What you are asked to do -> Each record is to be copied exactly, with its pictures left behind.

· · · · ·

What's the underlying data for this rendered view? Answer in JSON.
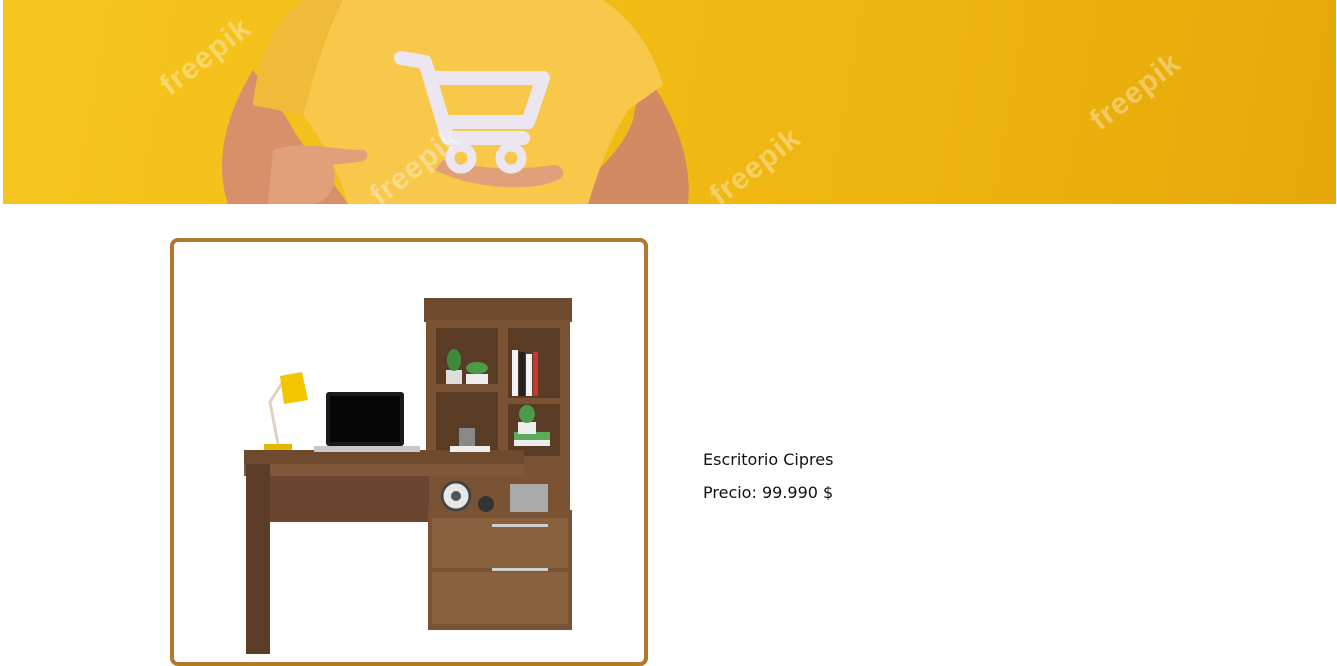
{
  "hero": {
    "watermark_text": "freepik",
    "colors": {
      "background": "#f3bd16",
      "shirt": "#f7c84a",
      "skin": "#d9906a",
      "cart": "#ece6f0"
    },
    "icon": "shopping-cart-icon"
  },
  "product": {
    "name": "Escritorio Cipres",
    "price_label": "Precio:",
    "price_value": "99.990 $",
    "card_border_color": "#b5762e",
    "image": "wooden-desk-with-bookshelf-image"
  }
}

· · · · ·

Your response ->
What's the underlying data for this rendered view? Answer in JSON.
{
  "hero": {
    "watermark_text": "freepik",
    "colors": {
      "background": "#f3bd16",
      "shirt": "#f7c84a",
      "skin": "#d9906a",
      "cart": "#ece6f0"
    },
    "icon": "shopping-cart-icon"
  },
  "product": {
    "name": "Escritorio Cipres",
    "price_label": "Precio:",
    "price_value": "99.990 $",
    "card_border_color": "#b5762e",
    "image": "wooden-desk-with-bookshelf-image"
  }
}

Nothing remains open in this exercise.